═══ RECORD EXTRACTS

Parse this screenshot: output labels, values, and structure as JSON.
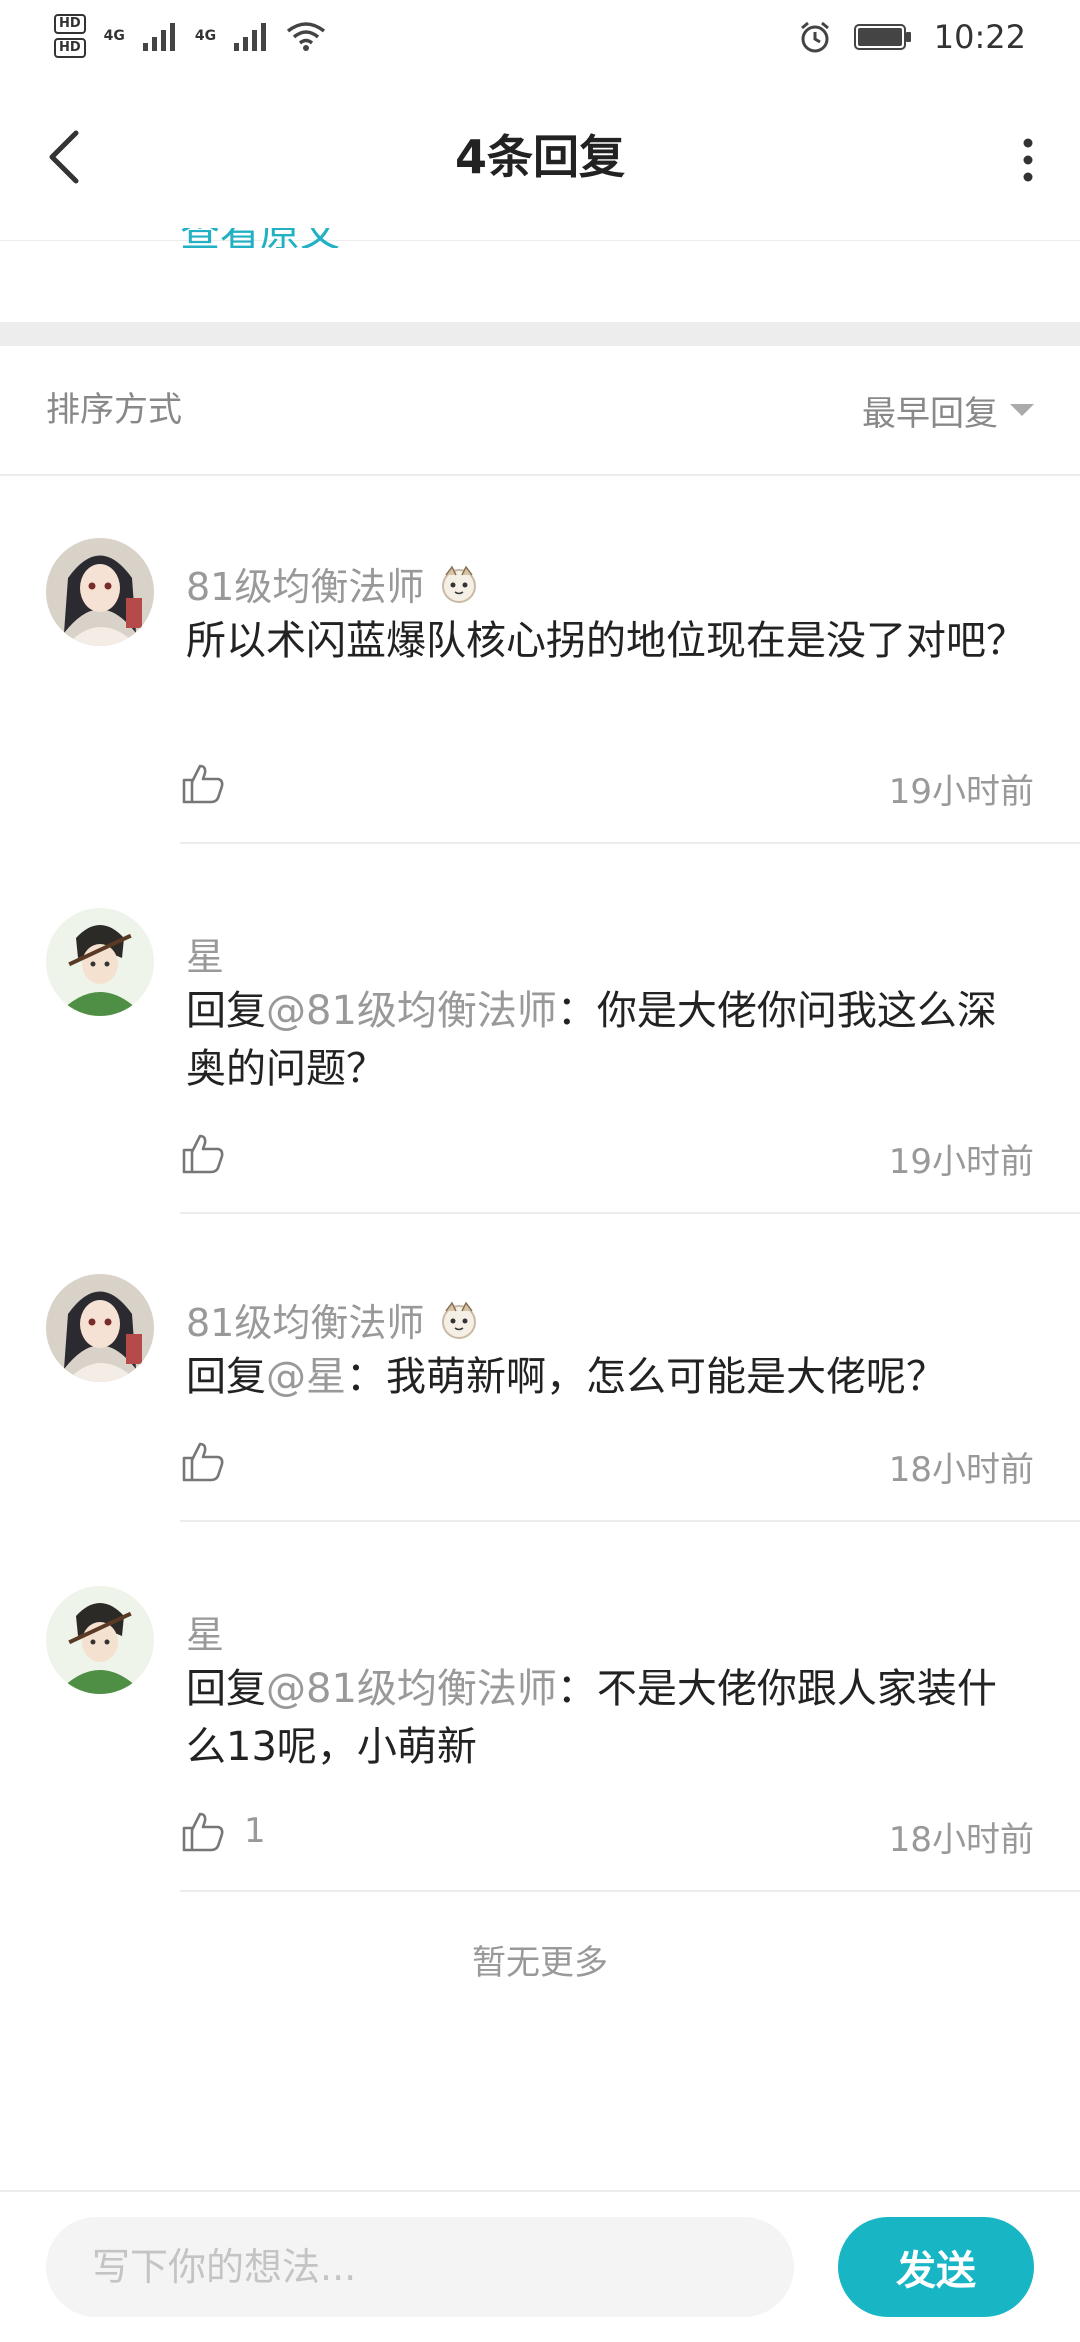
{
  "status_bar": {
    "hd_badges": [
      "HD",
      "HD"
    ],
    "network_labels": [
      "4G",
      "4G"
    ],
    "time": "10:22"
  },
  "header": {
    "title": "4条回复"
  },
  "original_link": {
    "label": "查看原文"
  },
  "sort": {
    "label": "排序方式",
    "value": "最早回复"
  },
  "comments": [
    {
      "username": "81级均衡法师",
      "has_badge": true,
      "mention": "",
      "text": "所以术闪蓝爆队核心拐的地位现在是没了对吧？",
      "likes": "",
      "time": "19小时前"
    },
    {
      "username": "星",
      "has_badge": false,
      "reply_prefix": "回复",
      "mention": "@81级均衡法师",
      "text": "：你是大佬你问我这么深奥的问题？",
      "likes": "",
      "time": "19小时前"
    },
    {
      "username": "81级均衡法师",
      "has_badge": true,
      "reply_prefix": "回复",
      "mention": "@星",
      "text": "：我萌新啊，怎么可能是大佬呢？",
      "likes": "",
      "time": "18小时前"
    },
    {
      "username": "星",
      "has_badge": false,
      "reply_prefix": "回复",
      "mention": "@81级均衡法师",
      "text": "：不是大佬你跟人家装什么13呢，小萌新",
      "likes": "1",
      "time": "18小时前"
    }
  ],
  "end_text": "暂无更多",
  "composer": {
    "placeholder": "写下你的想法...",
    "send_label": "发送"
  },
  "colors": {
    "accent": "#18b5c5",
    "muted_text": "#999999",
    "primary_text": "#222222",
    "divider": "#ececec"
  },
  "icons": [
    "back-arrow-icon",
    "more-vertical-icon",
    "thumbs-up-icon",
    "caret-down-icon",
    "alarm-icon",
    "battery-icon",
    "wifi-icon",
    "signal-icon"
  ]
}
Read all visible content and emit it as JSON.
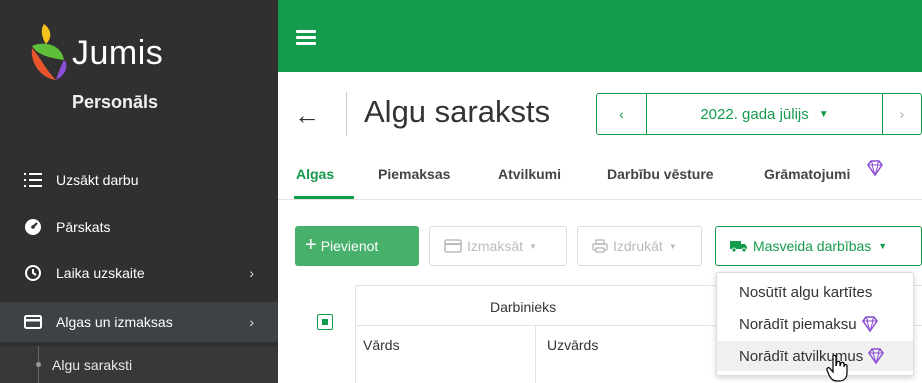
{
  "sidebar": {
    "logo_text": "Jumis",
    "app_name": "Personāls",
    "items": [
      {
        "label": "Uzsākt darbu",
        "icon": "start-list-icon"
      },
      {
        "label": "Pārskats",
        "icon": "dashboard-gauge-icon"
      },
      {
        "label": "Laika uzskaite",
        "icon": "clock-icon"
      },
      {
        "label": "Algas un izmaksas",
        "icon": "card-icon"
      }
    ],
    "sub_item": "Algu saraksti"
  },
  "header": {
    "title": "Algu saraksts",
    "period": "2022. gada jūlijs"
  },
  "tabs": [
    "Algas",
    "Piemaksas",
    "Atvilkumi",
    "Darbību vēsture",
    "Grāmatojumi"
  ],
  "toolbar": {
    "add": "Pievienot",
    "pay": "Izmaksāt",
    "print": "Izdrukāt",
    "mass": "Masveida darbības"
  },
  "table": {
    "group_header": "Darbinieks",
    "col_first": "Vārds",
    "col_last": "Uzvārds"
  },
  "menu": {
    "items": [
      "Nosūtīt algu kartītes",
      "Norādīt piemaksu",
      "Norādīt atvilkumus"
    ]
  },
  "colors": {
    "brand_green": "#149b4c",
    "sidebar_bg": "#303030",
    "premium_purple": "#8a4fd6"
  }
}
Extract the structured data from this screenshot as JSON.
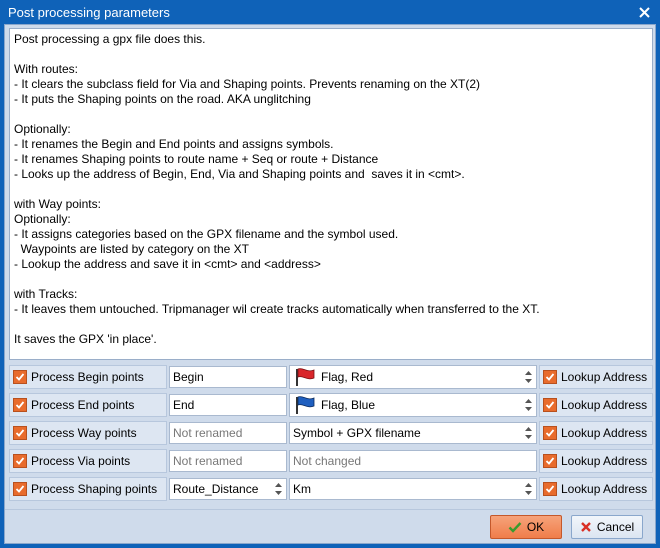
{
  "window": {
    "title": "Post processing parameters"
  },
  "description": {
    "lines": [
      "Post processing a gpx file does this.",
      "",
      "With routes:",
      "- It clears the subclass field for Via and Shaping points. Prevents renaming on the XT(2)",
      "- It puts the Shaping points on the road. AKA unglitching",
      "",
      "Optionally:",
      "- It renames the Begin and End points and assigns symbols.",
      "- It renames Shaping points to route name + Seq or route + Distance",
      "- Looks up the address of Begin, End, Via and Shaping points and  saves it in <cmt>.",
      "",
      "with Way points:",
      "Optionally:",
      "- It assigns categories based on the GPX filename and the symbol used.",
      "  Waypoints are listed by category on the XT",
      "- Lookup the address and save it in <cmt> and <address>",
      "",
      "with Tracks:",
      "- It leaves them untouched. Tripmanager wil create tracks automatically when transferred to the XT.",
      "",
      "It saves the GPX 'in place'."
    ]
  },
  "rows": {
    "begin": {
      "label": "Process Begin points",
      "name_value": "Begin",
      "select_value": "Flag, Red",
      "flag_color": "#d9252a",
      "lookup_label": "Lookup Address"
    },
    "end": {
      "label": "Process End points",
      "name_value": "End",
      "select_value": "Flag, Blue",
      "flag_color": "#1f5fbf",
      "lookup_label": "Lookup Address"
    },
    "way": {
      "label": "Process Way points",
      "name_placeholder": "Not renamed",
      "select_value": "Symbol + GPX filename",
      "lookup_label": "Lookup Address"
    },
    "via": {
      "label": "Process Via points",
      "name_placeholder": "Not renamed",
      "select_placeholder": "Not changed",
      "lookup_label": "Lookup Address"
    },
    "shaping": {
      "label": "Process Shaping points",
      "name_value": "Route_Distance",
      "select_value": "Km",
      "lookup_label": "Lookup Address"
    }
  },
  "buttons": {
    "ok_label": "OK",
    "cancel_label": "Cancel"
  },
  "colors": {
    "title_bar": "#0f62b8",
    "checkbox": "#e86b2c",
    "ok_button": "#f07d4a",
    "cancel_x": "#d93025",
    "ok_check": "#3a9b2e"
  }
}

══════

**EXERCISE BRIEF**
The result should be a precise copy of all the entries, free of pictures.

**YOUR SOLUTION**
Parse this screenshot: output labels, values, and structure as JSON.
{
  "status_bar": {
    "hd_badges": [
      "HD",
      "HD"
    ],
    "network_labels": [
      "4G",
      "4G"
    ],
    "time": "10:22"
  },
  "header": {
    "title": "4条回复"
  },
  "original_link": {
    "label": "查看原文"
  },
  "sort": {
    "label": "排序方式",
    "value": "最早回复"
  },
  "comments": [
    {
      "username": "81级均衡法师",
      "has_badge": true,
      "mention": "",
      "text": "所以术闪蓝爆队核心拐的地位现在是没了对吧？",
      "likes": "",
      "time": "19小时前"
    },
    {
      "username": "星",
      "has_badge": false,
      "reply_prefix": "回复",
      "mention": "@81级均衡法师",
      "text": "：你是大佬你问我这么深奥的问题？",
      "likes": "",
      "time": "19小时前"
    },
    {
      "username": "81级均衡法师",
      "has_badge": true,
      "reply_prefix": "回复",
      "mention": "@星",
      "text": "：我萌新啊，怎么可能是大佬呢？",
      "likes": "",
      "time": "18小时前"
    },
    {
      "username": "星",
      "has_badge": false,
      "reply_prefix": "回复",
      "mention": "@81级均衡法师",
      "text": "：不是大佬你跟人家装什么13呢，小萌新",
      "likes": "1",
      "time": "18小时前"
    }
  ],
  "end_text": "暂无更多",
  "composer": {
    "placeholder": "写下你的想法...",
    "send_label": "发送"
  },
  "colors": {
    "accent": "#18b5c5",
    "muted_text": "#999999",
    "primary_text": "#222222",
    "divider": "#ececec"
  },
  "icons": [
    "back-arrow-icon",
    "more-vertical-icon",
    "thumbs-up-icon",
    "caret-down-icon",
    "alarm-icon",
    "battery-icon",
    "wifi-icon",
    "signal-icon"
  ]
}
Read all visible content and emit it as JSON.
{
  "sidebar": {
    "logo_text": "Jumis",
    "app_name": "Personāls",
    "items": [
      {
        "label": "Uzsākt darbu",
        "icon": "start-list-icon"
      },
      {
        "label": "Pārskats",
        "icon": "dashboard-gauge-icon"
      },
      {
        "label": "Laika uzskaite",
        "icon": "clock-icon"
      },
      {
        "label": "Algas un izmaksas",
        "icon": "card-icon"
      }
    ],
    "sub_item": "Algu saraksti"
  },
  "header": {
    "title": "Algu saraksts",
    "period": "2022. gada jūlijs"
  },
  "tabs": [
    "Algas",
    "Piemaksas",
    "Atvilkumi",
    "Darbību vēsture",
    "Grāmatojumi"
  ],
  "toolbar": {
    "add": "Pievienot",
    "pay": "Izmaksāt",
    "print": "Izdrukāt",
    "mass": "Masveida darbības"
  },
  "table": {
    "group_header": "Darbinieks",
    "col_first": "Vārds",
    "col_last": "Uzvārds"
  },
  "menu": {
    "items": [
      "Nosūtīt algu kartītes",
      "Norādīt piemaksu",
      "Norādīt atvilkumus"
    ]
  },
  "colors": {
    "brand_green": "#149b4c",
    "sidebar_bg": "#303030",
    "premium_purple": "#8a4fd6"
  }
}
Extract the structured data from this screenshot as JSON.
{
  "window": {
    "title": "Post processing parameters"
  },
  "description": {
    "lines": [
      "Post processing a gpx file does this.",
      "",
      "With routes:",
      "- It clears the subclass field for Via and Shaping points. Prevents renaming on the XT(2)",
      "- It puts the Shaping points on the road. AKA unglitching",
      "",
      "Optionally:",
      "- It renames the Begin and End points and assigns symbols.",
      "- It renames Shaping points to route name + Seq or route + Distance",
      "- Looks up the address of Begin, End, Via and Shaping points and  saves it in <cmt>.",
      "",
      "with Way points:",
      "Optionally:",
      "- It assigns categories based on the GPX filename and the symbol used.",
      "  Waypoints are listed by category on the XT",
      "- Lookup the address and save it in <cmt> and <address>",
      "",
      "with Tracks:",
      "- It leaves them untouched. Tripmanager wil create tracks automatically when transferred to the XT.",
      "",
      "It saves the GPX 'in place'."
    ]
  },
  "rows": {
    "begin": {
      "label": "Process Begin points",
      "name_value": "Begin",
      "select_value": "Flag, Red",
      "flag_color": "#d9252a",
      "lookup_label": "Lookup Address"
    },
    "end": {
      "label": "Process End points",
      "name_value": "End",
      "select_value": "Flag, Blue",
      "flag_color": "#1f5fbf",
      "lookup_label": "Lookup Address"
    },
    "way": {
      "label": "Process Way points",
      "name_placeholder": "Not renamed",
      "select_value": "Symbol + GPX filename",
      "lookup_label": "Lookup Address"
    },
    "via": {
      "label": "Process Via points",
      "name_placeholder": "Not renamed",
      "select_placeholder": "Not changed",
      "lookup_label": "Lookup Address"
    },
    "shaping": {
      "label": "Process Shaping points",
      "name_value": "Route_Distance",
      "select_value": "Km",
      "lookup_label": "Lookup Address"
    }
  },
  "buttons": {
    "ok_label": "OK",
    "cancel_label": "Cancel"
  },
  "colors": {
    "title_bar": "#0f62b8",
    "checkbox": "#e86b2c",
    "ok_button": "#f07d4a",
    "cancel_x": "#d93025",
    "ok_check": "#3a9b2e"
  }
}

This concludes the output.